Jethro Tull (1674-1741) was very interested in the application of scientific method to agriculture. He noticed that hand-sown wheat seeds tended to be delivered in clumps rather than spaced at a more ideal even interval. His solution was a horse-drawn machine with a rotating cylinder with grooves cut in that meant an even flow of seeds were added as the machine was moved along. The seeds landed in three channels dug by a plough at the front of the machine, and then were covered up by a harrow at the back of the machine. This meant greatly reduced wastage of seeds.
Jethro Tull - church-organ vandal but major agricultural visionary
Tull’s prototype seed drill was built from the foot pedals of a local church organ. Tull’s was not the first seed drill, in that double-tube seed drills were in existence in China 2000 years earlier, and Italian inventors had patented simpler versions of the concept, but his took the idea to a new level of practicability. It was unpopular with farm workers who feared they would lose their jobs, and it appears that it was sabotaged. He later developed a horse-drawn hoe to remove weeds, which is described along with other ideas in “Horse-Hoeing Husbandry: An Essay on the Principles of Tillage and Nutrition”. Tull is now seen as a major figure in the British Agricultural Revolution, but his ideas took a long time to gain acceptance. Mechanised seed drills were not widely used until the 19th century.

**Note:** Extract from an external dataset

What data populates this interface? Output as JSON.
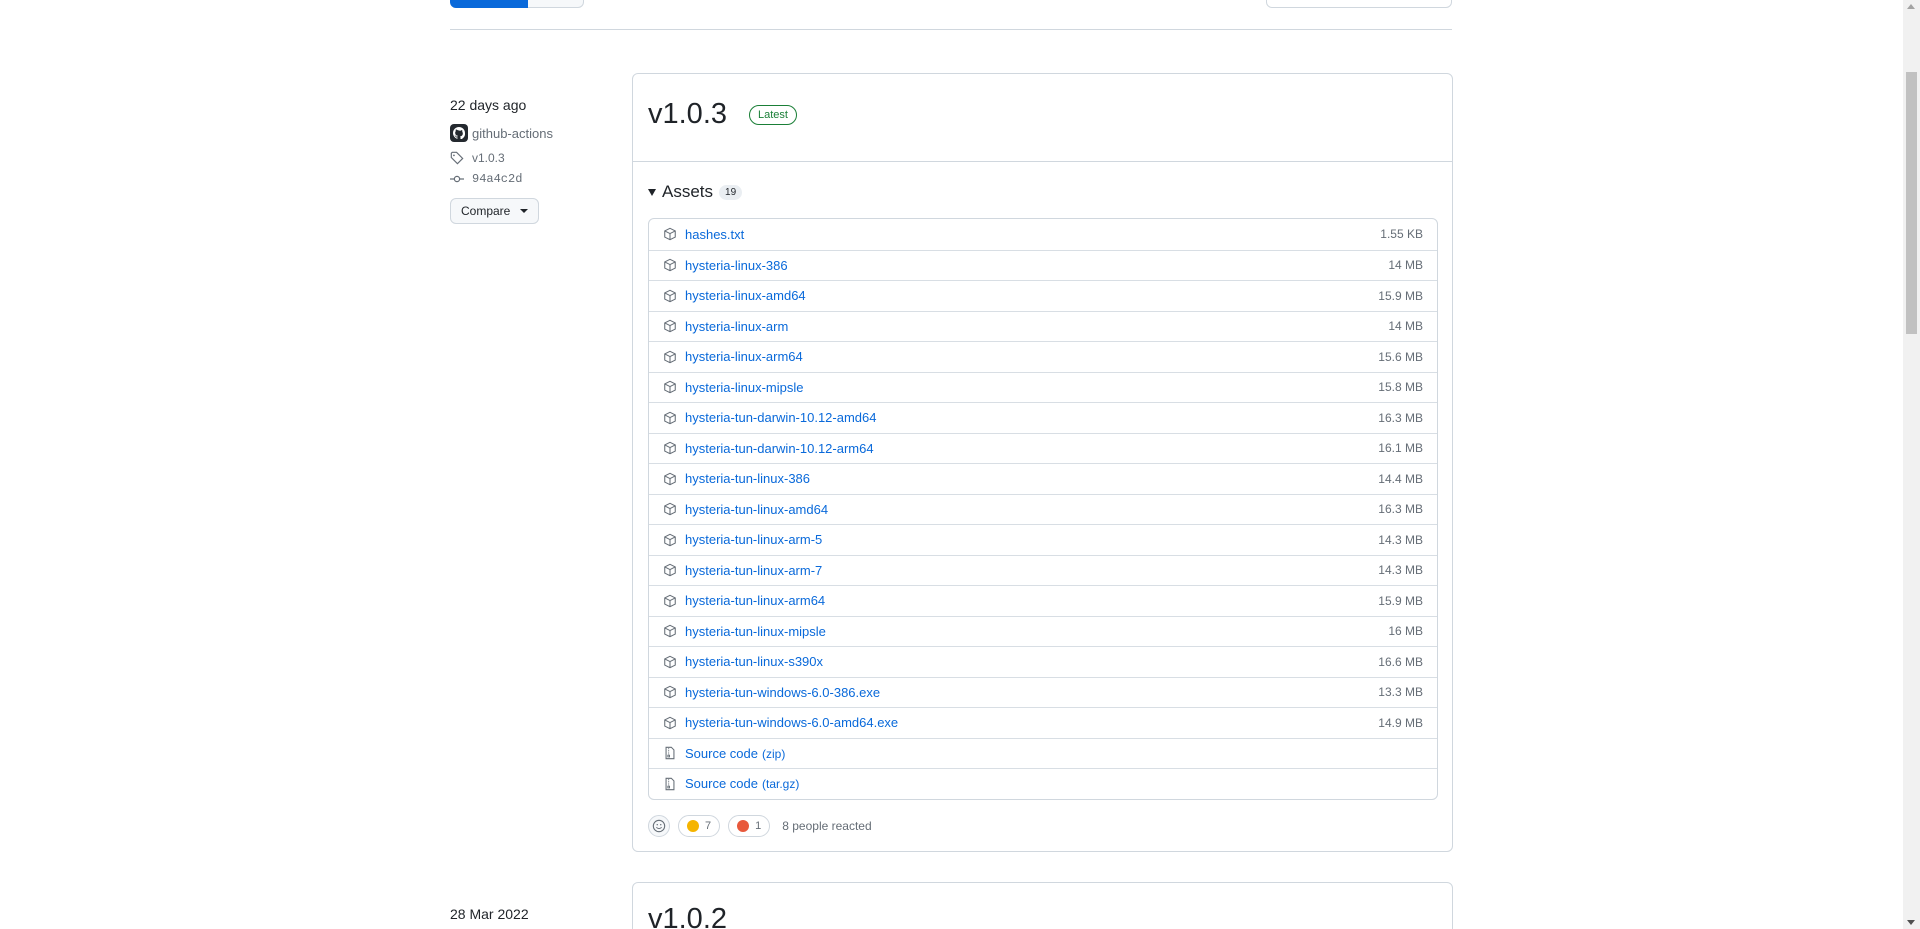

CABI moved to Wallingford in the 1980s with the aim of centralizing its expertise in the appliance of science to agriculture. So it was a good omen that 300 years earlier, a local farmer was doing something very similar.
Fig. 258. Plasmodium ovale. Three typical trophozoites that make species diagnosis very easy Image courtesy of the authors of Atlas of Human Malaria.
From Zeno Bisoffiand Giovanni Swierczynski, of the Centre for Tropical Diseases, S. Cuore Hospital, in Negrar (Verona), Italy.
At the recent ECTMIH 2009 in Verona, Italy, a very well attended parallel session discussed the problem of malaria diagnosis. The keynote lecture by Walter Wernsdorfer had the provocative title: The Use of Rapid Diagnostic Tools – the End of Traditional Microscopic Diagnosis of Malaria?
Not surprisingly, the speaker expressed serious concern about totally abandoning microscopy in favor of the "new" rapid diagnostic tests (RDTs), and fears that microscopy would become obsolete, although no real demonstration exists of the superiority of the new tools.
Hunger Index (GHI) Report released for World Food Day today shows that progress
in fighting hunger remains slow. This year the report released
by the International Food Policy Research Institute highlights gender inequality
as a factor in food insecurity.